Gordon Strachan has left his role as Scotland national team boss - here we look back at the highs and lows of his tenure
Low: Defeats to Wales and Serbia
Despite a 1-0 win in his first match in charge - against Estonia in a friendly at Pittodrie - Strachan couldn’t repeat the feat in must-win World Cup 2014 qualifiers against Wales and Serbia.
Grant Hanley scored the opener on the stroke of half-time at Hampden but two goals in three minutes - an Aaron Ramsey penalty and a Hal Robson-Kanu goal - turned the tie on its head. Robert Snodgrass was sent off for a second bookable offence while Ramsey saw red for the visitors as both teams finished with ten men.
Four days later, two goals in five minutes by Filip Duricic handed Serbia a 2-0 win over Scotland in Novi Sad.

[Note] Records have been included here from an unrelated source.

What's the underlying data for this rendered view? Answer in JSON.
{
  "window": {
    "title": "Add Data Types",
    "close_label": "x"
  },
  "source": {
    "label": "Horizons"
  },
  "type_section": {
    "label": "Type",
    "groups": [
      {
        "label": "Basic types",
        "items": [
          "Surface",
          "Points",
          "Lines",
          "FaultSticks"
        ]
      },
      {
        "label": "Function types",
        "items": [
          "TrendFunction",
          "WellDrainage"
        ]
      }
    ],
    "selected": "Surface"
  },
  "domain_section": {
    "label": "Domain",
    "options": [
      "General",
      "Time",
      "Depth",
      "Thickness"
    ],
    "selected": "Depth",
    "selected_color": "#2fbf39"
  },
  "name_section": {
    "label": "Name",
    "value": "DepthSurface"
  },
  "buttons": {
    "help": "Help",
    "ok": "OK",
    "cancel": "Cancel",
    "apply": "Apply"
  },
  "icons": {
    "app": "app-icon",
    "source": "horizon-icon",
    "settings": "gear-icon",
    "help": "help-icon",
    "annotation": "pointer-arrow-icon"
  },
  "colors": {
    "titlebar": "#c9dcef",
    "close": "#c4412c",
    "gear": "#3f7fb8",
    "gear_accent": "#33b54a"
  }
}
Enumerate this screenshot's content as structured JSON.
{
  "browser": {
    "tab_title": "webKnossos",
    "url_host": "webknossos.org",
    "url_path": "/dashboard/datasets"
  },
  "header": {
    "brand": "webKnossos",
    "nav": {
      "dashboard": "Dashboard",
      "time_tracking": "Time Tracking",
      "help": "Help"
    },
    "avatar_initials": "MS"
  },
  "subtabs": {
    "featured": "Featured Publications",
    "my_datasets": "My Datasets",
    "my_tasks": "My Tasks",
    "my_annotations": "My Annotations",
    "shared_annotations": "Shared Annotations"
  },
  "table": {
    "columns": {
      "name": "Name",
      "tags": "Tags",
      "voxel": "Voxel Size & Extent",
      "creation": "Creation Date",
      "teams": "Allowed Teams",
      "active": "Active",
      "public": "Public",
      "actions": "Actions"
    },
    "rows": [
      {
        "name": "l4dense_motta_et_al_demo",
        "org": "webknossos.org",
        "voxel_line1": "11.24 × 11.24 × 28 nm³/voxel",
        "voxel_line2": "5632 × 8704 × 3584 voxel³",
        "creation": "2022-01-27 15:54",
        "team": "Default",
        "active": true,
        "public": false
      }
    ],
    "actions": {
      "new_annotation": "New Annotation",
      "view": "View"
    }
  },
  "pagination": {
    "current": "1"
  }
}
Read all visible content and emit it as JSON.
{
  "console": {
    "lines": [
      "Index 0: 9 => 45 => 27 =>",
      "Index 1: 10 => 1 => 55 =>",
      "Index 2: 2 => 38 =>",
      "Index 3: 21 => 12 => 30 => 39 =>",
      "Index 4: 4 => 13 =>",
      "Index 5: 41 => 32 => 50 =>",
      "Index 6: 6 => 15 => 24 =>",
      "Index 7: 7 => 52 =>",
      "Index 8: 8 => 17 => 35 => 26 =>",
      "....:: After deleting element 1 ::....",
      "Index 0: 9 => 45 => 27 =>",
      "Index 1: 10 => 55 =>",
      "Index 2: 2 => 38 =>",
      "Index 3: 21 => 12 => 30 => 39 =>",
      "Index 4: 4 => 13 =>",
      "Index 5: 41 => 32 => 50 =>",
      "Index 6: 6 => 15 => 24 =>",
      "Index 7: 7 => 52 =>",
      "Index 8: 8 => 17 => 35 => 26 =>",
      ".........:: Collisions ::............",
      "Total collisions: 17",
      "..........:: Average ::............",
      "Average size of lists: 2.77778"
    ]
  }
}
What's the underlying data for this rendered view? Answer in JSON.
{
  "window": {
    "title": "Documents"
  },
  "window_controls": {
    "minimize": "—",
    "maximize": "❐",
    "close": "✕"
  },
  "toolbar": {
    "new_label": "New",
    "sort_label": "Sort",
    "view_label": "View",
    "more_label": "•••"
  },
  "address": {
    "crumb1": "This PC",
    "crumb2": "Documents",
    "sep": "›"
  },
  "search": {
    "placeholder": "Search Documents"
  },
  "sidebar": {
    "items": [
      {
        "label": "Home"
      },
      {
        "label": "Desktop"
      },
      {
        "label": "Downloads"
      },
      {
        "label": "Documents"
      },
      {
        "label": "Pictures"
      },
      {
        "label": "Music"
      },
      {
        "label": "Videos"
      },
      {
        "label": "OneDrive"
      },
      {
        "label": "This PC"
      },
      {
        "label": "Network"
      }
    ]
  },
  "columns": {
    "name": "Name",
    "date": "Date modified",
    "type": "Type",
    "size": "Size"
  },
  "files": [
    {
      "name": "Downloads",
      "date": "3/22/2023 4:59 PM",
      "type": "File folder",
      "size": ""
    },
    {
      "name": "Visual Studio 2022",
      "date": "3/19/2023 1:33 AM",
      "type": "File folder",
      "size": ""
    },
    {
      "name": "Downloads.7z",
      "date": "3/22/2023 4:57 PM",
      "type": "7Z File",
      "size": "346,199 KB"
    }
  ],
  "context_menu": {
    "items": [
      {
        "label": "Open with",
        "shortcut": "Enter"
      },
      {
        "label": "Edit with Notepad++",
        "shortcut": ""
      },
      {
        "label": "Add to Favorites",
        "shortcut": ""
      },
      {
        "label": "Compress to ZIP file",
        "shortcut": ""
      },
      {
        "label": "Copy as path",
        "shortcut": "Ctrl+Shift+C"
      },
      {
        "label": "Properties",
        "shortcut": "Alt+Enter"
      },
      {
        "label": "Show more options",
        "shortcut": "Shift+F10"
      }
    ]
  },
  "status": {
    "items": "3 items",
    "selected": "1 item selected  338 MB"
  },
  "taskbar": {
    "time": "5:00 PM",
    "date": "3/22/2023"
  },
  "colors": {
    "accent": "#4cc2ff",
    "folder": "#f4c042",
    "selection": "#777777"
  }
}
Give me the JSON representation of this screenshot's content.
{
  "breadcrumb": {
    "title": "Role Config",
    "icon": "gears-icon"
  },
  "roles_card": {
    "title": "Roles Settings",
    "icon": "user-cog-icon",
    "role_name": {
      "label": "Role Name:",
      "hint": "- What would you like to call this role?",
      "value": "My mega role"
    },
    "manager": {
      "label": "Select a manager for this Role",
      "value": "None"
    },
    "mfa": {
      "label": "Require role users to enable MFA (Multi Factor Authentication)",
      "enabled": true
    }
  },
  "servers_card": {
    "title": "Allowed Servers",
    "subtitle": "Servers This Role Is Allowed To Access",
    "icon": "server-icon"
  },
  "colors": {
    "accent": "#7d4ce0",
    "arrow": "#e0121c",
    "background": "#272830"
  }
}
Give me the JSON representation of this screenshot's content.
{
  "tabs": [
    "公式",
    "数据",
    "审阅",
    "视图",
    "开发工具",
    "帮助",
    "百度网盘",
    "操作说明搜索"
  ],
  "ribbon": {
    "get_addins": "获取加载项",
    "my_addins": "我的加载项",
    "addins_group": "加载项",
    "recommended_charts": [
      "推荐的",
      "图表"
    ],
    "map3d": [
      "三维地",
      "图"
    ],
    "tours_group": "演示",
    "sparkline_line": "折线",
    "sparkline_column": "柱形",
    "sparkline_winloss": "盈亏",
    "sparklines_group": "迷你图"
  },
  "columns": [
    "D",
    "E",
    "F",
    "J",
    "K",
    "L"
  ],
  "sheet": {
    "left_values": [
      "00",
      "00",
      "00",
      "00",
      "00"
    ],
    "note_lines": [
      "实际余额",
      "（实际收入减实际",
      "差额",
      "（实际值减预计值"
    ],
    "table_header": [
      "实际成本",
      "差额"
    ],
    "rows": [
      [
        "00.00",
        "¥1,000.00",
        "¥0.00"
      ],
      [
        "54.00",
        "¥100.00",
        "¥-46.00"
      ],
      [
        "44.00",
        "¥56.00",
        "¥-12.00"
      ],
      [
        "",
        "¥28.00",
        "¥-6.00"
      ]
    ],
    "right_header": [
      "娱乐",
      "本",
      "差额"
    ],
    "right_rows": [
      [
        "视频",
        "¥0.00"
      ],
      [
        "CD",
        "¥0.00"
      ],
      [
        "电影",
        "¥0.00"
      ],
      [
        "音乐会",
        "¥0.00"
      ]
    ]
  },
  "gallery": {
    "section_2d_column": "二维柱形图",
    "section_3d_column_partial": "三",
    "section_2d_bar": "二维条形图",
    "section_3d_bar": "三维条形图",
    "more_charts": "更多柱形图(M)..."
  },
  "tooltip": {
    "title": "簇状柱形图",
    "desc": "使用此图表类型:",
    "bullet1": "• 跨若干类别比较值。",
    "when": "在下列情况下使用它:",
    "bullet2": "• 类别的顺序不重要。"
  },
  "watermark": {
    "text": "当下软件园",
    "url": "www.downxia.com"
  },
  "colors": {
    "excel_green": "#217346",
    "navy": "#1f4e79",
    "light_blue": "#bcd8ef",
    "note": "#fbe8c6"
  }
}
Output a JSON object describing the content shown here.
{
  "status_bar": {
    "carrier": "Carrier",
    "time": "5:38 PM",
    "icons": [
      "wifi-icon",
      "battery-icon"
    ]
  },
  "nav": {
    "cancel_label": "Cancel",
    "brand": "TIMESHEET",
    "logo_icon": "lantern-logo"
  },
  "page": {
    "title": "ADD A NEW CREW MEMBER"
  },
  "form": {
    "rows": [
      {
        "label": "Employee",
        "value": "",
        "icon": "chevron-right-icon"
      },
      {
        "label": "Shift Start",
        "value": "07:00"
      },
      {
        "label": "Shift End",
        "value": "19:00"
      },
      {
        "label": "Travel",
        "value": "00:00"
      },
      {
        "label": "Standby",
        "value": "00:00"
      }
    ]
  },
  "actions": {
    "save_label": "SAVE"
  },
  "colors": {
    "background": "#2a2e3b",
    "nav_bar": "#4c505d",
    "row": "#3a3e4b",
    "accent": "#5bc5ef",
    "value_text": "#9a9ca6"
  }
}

High: Away win over Croatia
Despite the defeats to Wales and Serbia, the Scots recorded a somewhat unexpected win away to Croatia, Snodgrass again involved as his 26th minute strike was the difference between the two sides. It was an impressive result over a the Croatia side containing the likes of Ivan Rakitic, Ivica Olic and Mario Mandzukic. Sadly Strachan’s men celebrated the somewhat unlikely win with back-to-back defeats to England in a friendly and Belgium in a World Cup qualifier.
High: Six-game unbeaten run
Yes, your memories are serving you correctly. After the Belgium defeat, Scotland went on a six-game unbeaten run, starting with an admittedly narrow victory away to Macedonia, an 89th minute goal from Shaun Maloney sparing our blushes.
Scotland then defeated Croatia again, this time a 2-0 victory at Hampden thanks to goals from Snodgrass and Steven Naismith. Two friendly matches in five days in November 2013 saw the Scots draw 0-0 with the United States and record a 1-0 win over Norway in Molde, Scott Brown grabbing the only goal after 61 minutes. Brown scored again as Scotland defeated Poland 1-0 in Warsaw and a creditable 2-2 draw with Nigeria at Fulham’s Craven Cottage had fans eagerly anticipating the Euro 2016 qualifiers.
Low: The second half of the Euro 2016 qualifying campaign
It started off so well. A narrow defeat to world champions Germany in their own backyard, a 1-0 win over Georgia, a draw with Poland and then a good win over the Republic of Ireland.
And then the rot set in, despite an emphatic win over Euros newcomers Gibraltar.
A draw in Dublin against the Irish was followed up with a meek defeat in Georgia. Another narrow loss to Germany, this time a 3-2 reversal at Hampden, preceded a 2-2 draw with Poland in which Robert Lewandowski scored a 94th minute equaliser consigning the Scots to fourth place.
High: Fans back him to stay
Fans sang Strachan’s name as Scotland thumped Gibraltar in Portugal, winning 6-0. He decided to stay on for the 2018 World Cup qualifiers, getting off to a decent start with a 5-1 win over Malta.
Low: The Lithuania debacle
An 89th minute equaliser from James McArthur spared Scotland from an embarrassing defeat, but the next two matches - 3-0 reversals to Slovakia and England - turned out to be pivotal in Scotland’s eventual failure to reach Russia. Strachan held talks after the England defeat but was kept on.
High: Resurgence and an outside chance of making the play-offs
Whatever Strachan did after the Canada game it worked, as Scotland scrambled a last-gasp victory over Slovenia to reignite their hopes of finishing second. An injury-time equaliser (sound familiar?) robbed Scotland of a famous win over England but convincing wins over Lithuania and Malta, and a late, late win over Slovakia saw Scotland come within touching distance of making the play-offs.
Low: Slovenia, genetics and exit
Scotland took the lead in Ljubljana and led at half-time as fans held their breath. But the same old mistakes haunted Scotland. Slovenia equalised in the 52nd minute through half-time substitute Roman Bezjak, before the same player took advantage of lax defending to put Slovenia 2-1 up with just under 20 minutes left. Darren Fletcher missed a gilt-edged chance to equalise on 80 minutes, and substitute Snodgrass’s goal on 88 minutes gave Scotland the briefest glimpse of renewed hope but ultimately Scotland fall short again as Slovakia’s victory over Malta sees them finish second on goal difference. Strachan refused to answer questions about his future in the aftermath, saying his focus was on the players before eventually blaming genetics for Scotland’s failure. Four days later he was gone.